Compare any two graphics cards:
GeForce GTX 650 vs GeForce GTX 660
IntroThe GeForce GTX 650 makes use of a 28 nm design. nVidia has clocked the core frequency at 1058 MHz. The GDDR5 RAM runs at a speed of 1250 MHz on this model. It features 384 SPUs as well as 32 TAUs and 16 Rasterization Operator Units.
Compare all of that to the GeForce GTX 660, which features clock speeds of 980 MHz on the GPU, and 1502 MHz on the 2048 MB of GDDR5 RAM. It features 960 SPUs along with 80 TAUs and 24 ROPs.
(No game benchmarks for this combination yet.)
Power Usage and Theoretical Benchmarks
Power Consumption (Max TDP)
The GeForce GTX 660 should in theory be quite a bit faster than the GeForce GTX 650 overall. (explain)
Texel RateThe GeForce GTX 660 is much (about 132%) more effective at AF than the GeForce GTX 650. (explain)
Pixel RateThe GeForce GTX 660 is a lot (more or less 39%) faster with regards to AA than the GeForce GTX 650, and will be able to handle higher resolutions while still performing well. (explain)
Please note that the above 'benchmarks' are all just theoretical - the results were calculated based on the card's specifications, and real-world performance may (and probably will) vary at least a bit.
Please note that the price comparisons are based on search keywords - sometimes it might show cards with very similar names that are not exactly the same as the one chosen in the comparison. We do try to filter out the wrong results as best we can, though.
Memory Bandwidth: Memory bandwidth is the max amount of information (in units of megabytes per second) that can be moved across the external memory interface in one second. The number is worked out by multiplying the card's interface width by the speed of its memory. If the card has DDR memory, the result should be multiplied by 2 once again. If it uses DDR5, multiply by ANOTHER 2x. The higher the card's memory bandwidth, the faster the card will be in general. It especially helps with anti-aliasing, HDR and higher screen resolutions.
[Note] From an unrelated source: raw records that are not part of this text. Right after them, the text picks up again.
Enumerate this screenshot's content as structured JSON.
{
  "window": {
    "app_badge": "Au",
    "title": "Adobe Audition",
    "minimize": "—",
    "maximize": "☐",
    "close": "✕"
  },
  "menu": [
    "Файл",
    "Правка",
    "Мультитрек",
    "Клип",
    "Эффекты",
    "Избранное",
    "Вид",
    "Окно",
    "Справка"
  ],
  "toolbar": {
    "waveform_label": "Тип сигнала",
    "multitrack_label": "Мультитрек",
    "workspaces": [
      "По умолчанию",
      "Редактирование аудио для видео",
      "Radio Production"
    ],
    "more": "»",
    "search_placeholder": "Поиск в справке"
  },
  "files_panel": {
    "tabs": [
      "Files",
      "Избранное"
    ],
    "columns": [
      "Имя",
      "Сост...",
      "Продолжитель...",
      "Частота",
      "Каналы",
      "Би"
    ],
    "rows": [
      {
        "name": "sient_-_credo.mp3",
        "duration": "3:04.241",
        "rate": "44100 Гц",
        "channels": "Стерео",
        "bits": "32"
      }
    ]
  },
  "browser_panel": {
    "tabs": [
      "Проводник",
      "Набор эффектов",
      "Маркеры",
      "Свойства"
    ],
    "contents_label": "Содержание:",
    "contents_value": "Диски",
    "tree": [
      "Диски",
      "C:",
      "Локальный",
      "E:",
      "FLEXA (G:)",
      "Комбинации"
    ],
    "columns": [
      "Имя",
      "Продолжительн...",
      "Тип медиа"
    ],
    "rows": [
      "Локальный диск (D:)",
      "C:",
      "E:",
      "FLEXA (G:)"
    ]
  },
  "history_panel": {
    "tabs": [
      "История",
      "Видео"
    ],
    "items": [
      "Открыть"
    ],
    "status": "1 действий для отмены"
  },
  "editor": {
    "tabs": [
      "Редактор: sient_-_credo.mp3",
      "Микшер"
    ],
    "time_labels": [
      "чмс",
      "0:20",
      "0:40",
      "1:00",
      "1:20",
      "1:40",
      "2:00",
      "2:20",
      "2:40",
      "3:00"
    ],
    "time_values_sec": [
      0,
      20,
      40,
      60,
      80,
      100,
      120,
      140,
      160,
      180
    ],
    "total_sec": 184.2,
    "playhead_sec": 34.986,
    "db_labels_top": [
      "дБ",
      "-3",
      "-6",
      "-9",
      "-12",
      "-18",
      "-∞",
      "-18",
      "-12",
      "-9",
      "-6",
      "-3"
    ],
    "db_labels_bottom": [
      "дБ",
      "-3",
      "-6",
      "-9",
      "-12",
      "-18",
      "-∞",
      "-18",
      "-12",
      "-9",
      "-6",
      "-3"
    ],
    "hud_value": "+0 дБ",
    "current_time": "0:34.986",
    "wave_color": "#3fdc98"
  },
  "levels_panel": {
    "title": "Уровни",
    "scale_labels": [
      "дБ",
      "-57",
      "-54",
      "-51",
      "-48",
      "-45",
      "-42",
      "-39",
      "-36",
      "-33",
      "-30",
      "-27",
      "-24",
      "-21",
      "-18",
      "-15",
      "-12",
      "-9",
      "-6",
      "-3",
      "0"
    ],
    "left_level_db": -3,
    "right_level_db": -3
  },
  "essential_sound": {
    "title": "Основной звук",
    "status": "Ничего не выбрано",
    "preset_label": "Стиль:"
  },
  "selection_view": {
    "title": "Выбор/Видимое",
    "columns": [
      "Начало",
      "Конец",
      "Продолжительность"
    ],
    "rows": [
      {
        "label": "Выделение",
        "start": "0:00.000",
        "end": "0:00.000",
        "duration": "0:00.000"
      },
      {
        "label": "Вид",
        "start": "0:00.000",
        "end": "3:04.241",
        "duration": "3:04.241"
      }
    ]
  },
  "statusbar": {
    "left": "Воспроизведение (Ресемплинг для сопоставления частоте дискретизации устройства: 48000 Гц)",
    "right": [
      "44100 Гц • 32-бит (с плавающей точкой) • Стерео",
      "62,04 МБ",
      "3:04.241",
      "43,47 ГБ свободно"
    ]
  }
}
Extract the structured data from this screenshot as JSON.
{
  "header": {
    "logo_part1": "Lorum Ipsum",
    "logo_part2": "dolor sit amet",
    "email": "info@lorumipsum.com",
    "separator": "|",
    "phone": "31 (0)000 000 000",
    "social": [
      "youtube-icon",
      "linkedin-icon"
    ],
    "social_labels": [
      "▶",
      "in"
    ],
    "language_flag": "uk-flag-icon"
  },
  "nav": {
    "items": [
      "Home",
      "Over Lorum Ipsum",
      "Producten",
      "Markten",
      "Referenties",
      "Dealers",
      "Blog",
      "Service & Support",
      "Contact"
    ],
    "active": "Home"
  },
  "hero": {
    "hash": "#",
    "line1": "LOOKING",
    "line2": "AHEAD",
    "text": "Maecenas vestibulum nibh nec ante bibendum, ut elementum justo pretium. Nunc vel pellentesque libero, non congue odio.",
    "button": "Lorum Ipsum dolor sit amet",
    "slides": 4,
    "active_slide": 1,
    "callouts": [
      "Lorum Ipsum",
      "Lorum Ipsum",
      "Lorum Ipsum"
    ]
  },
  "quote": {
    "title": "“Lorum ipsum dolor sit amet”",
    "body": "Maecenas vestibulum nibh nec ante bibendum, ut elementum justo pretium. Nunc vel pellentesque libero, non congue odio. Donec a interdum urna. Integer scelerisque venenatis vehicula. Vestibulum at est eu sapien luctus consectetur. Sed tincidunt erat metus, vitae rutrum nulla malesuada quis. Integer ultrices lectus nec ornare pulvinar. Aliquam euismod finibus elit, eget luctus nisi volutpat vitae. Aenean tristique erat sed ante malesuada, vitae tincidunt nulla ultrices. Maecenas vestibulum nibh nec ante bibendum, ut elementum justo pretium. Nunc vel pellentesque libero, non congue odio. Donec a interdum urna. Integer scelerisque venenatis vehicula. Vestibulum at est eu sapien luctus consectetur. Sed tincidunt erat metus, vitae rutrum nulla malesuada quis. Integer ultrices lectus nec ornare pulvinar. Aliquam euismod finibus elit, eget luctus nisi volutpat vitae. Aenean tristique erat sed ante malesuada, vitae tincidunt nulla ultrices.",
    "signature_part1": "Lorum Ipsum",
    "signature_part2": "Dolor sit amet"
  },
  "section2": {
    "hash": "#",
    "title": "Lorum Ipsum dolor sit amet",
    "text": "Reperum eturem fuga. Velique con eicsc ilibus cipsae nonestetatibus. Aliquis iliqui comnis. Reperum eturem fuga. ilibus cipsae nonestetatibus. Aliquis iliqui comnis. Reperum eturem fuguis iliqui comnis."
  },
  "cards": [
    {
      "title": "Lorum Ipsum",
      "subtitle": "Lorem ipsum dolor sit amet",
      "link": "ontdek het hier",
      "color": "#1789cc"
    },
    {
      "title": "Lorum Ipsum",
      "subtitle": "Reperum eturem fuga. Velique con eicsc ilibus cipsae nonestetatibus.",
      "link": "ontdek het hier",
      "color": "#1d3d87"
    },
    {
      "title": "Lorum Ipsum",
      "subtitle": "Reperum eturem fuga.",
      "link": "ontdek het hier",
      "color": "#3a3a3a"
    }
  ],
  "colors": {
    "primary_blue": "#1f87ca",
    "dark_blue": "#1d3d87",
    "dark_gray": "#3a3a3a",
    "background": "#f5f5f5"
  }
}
Texel Rate: Texel rate is the maximum texture map elements (texels) that are processed in one second. This is calculated by multiplying the total amount of texture units by the core speed of the chip. The better the texel rate, the better the graphics card will be at handling texture filtering (anisotropic filtering - AF). It is measured in millions of texels in one second.
Pixel Rate: Pixel rate is the maximum number of pixels the video card can possibly record to the local memory in a second - measured in millions of pixels per second. The figure is calculated by multiplying the number of Raster Operations Pipelines by the the core speed of the card. ROPs (Raster Operations Pipelines - also sometimes called Render Output Units) are responsible for outputting the pixels (image) to the screen. The actual pixel rate also depends on lots of other factors, especially the memory bandwidth - the lower the bandwidth is, the lower the ability to get to the maximum fill rate.